4. One autoimmune disease often translates to more – About 25 percent of patients with one autoimmune disease are likely to develop additional autoimmune diseases. This is because an immune system that begins attacking its own cells in the first place is a confused system, likely to continue the pattern in different areas of the body when falsely recognizing healthy cells as harmful. This makes management all the more important, as it becomes a preventative measure in addition to a proactive treatment. The lifestyle vigilance that people with autoimmunity need to maintain to manage their disease can sometimes be seen as overkill or be difficult for others to comprehend, but it is important to understand what is at risk for any individual with an autoimmune disease.
5. Diet and nutrition matter – Food, additives and even preparation are proven to affect autoimmune response. There are a few key aggravators known to cause inflammation and symptomatic flare-ups for those with autoimmune disease. Gluten, sugar, dairy, mold, mercury, and antibiotics are among the many immune irritants to trigger autoimmune response. However, they do not stand alone. Individuals are unique in their genetic makeup; those suffering from an autoimmune condition have varied sensitivities and reactions to different foods, chemicals and environmental elements, which can also impact autoimmune response. Cyrex Laboratories, a clinical laboratory specializing in functional immunology and autoimmunity, offers advanced, innovative tests designed to detect and monitor autoimmune reactivities and their possible triggers. People suffering from autoimmunity often are evaluated with comprehensive tests like the Array 10 – Multiple Food Immune Reactivity Screen™, which evaluates immune reactions to foods, raw, cooked, and modified, food enzymes, lectins, and artificial food additives.
6. They must protect their children – As you now understand, autoimmune disease can be genetic or developed. Children of sufferers are genetically at risk for developing autoimmune disease in any form, regardless of the specific disease that their parent may have. Likewise, they are at risk of developing an autoimmune disease from environmental, lifestyle and food-related factors regardless of their parents’ history. Parents with autoimmune disease can sometimes seem over-protective with their children as they strive to head off the autoimmunity that they suffer from.
A significant element of leading a healthy life for those who suffer from autoimmune disorders is found in the support they receive from friends and family. As with any disease or illness, compassion goes a long way. Knowledge is everyone’s best tool.
By Dr. Chad Larson
(Edited by Cherese Jackson)
Dr. Chad Larson, NMD, DC, CCN, CSCS, Advisor, and Consultant on the Clinical Consulting Team for Cyrex Laboratories. Dr. Larson holds a Doctor of Naturopathic Medicine degree from Southwest College of Naturopathic Medicine and a Doctor of Chiropractic degree from Southern California University of Health Sciences. He is a Certified Clinical Nutritionist and a Certified Strength and Conditioning Specialist. He particularly pursues advanced developments in the fields of endocrinology, orthopedics, sports medicine and environmentally-induced chronic disease.
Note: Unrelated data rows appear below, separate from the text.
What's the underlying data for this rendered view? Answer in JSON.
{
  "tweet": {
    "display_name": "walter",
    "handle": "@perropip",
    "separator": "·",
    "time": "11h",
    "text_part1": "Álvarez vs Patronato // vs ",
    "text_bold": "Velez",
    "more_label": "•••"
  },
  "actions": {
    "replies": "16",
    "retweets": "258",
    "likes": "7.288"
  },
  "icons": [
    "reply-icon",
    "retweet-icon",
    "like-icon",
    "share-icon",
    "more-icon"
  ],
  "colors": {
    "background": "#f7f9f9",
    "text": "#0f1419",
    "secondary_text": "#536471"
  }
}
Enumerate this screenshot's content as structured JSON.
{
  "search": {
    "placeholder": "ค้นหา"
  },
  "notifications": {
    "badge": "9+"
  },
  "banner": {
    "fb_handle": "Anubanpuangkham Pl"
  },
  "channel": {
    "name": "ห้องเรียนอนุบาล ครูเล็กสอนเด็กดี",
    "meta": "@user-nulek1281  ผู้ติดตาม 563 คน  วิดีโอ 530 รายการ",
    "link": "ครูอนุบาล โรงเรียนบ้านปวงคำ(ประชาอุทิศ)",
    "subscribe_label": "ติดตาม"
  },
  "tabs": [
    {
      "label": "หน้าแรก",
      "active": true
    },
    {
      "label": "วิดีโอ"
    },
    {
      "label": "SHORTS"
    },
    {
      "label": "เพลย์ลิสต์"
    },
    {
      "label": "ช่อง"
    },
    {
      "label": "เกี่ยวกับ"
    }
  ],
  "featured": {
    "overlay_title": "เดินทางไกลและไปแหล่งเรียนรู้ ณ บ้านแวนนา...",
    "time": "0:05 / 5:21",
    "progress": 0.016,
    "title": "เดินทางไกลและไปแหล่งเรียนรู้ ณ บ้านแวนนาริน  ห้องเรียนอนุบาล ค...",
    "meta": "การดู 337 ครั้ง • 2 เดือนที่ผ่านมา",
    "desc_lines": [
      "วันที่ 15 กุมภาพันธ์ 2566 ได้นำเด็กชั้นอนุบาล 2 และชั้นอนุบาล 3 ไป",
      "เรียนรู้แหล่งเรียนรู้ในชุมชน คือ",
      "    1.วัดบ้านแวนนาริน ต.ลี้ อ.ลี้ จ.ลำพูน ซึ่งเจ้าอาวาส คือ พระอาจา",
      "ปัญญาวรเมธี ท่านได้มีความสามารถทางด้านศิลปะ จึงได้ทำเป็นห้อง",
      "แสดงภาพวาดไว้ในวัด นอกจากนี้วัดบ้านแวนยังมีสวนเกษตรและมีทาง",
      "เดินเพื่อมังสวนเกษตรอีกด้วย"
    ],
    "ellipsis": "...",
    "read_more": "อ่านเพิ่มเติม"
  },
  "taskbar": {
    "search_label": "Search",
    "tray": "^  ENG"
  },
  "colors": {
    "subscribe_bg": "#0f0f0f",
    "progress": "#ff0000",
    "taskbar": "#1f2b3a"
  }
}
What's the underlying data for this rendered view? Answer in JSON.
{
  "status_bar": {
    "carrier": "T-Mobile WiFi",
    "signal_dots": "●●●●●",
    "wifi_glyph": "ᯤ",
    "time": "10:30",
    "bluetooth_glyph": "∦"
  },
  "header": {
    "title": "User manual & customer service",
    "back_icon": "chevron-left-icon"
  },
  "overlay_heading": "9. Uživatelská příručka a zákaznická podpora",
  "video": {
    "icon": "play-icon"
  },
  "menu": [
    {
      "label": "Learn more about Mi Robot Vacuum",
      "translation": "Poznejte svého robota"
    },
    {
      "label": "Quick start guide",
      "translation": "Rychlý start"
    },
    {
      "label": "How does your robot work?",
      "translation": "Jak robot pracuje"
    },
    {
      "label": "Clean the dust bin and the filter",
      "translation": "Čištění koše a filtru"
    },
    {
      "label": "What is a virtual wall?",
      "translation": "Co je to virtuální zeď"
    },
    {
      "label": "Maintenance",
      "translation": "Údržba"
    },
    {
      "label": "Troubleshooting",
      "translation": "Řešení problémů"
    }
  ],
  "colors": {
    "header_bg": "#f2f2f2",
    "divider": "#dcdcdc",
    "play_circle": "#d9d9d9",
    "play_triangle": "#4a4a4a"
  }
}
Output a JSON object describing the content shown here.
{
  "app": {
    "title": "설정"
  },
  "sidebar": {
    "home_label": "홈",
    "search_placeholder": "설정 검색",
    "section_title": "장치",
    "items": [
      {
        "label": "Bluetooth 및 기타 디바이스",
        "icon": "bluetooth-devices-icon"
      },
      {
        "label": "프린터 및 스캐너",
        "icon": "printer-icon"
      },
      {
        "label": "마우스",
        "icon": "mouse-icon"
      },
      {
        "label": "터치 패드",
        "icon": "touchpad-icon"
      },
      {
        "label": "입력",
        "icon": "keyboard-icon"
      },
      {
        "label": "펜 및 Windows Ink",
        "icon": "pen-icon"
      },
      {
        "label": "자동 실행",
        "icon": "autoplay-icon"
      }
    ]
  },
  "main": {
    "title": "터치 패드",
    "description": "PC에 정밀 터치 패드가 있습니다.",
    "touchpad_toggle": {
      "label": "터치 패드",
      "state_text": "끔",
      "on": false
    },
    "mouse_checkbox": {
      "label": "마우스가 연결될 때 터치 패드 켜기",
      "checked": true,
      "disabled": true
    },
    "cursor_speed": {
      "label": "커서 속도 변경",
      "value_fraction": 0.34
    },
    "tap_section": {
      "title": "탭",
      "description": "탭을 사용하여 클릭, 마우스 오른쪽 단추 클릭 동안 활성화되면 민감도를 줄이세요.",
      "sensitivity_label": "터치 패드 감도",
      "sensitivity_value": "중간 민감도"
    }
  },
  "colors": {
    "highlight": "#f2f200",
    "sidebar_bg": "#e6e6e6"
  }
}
Cyrex Laboratories: Dr. Chad Larson
National Center for Biotechnology Information: Multiple Autoimmune Syndrome
American Autoimmune Related Diseases Association: Autoimmune Disease Statistics
Top Image Courtesy of Dr. Chad Larson – Used With Permission
Featured Image Courtesy of Sophie’s Flickr Page – Creative Commons License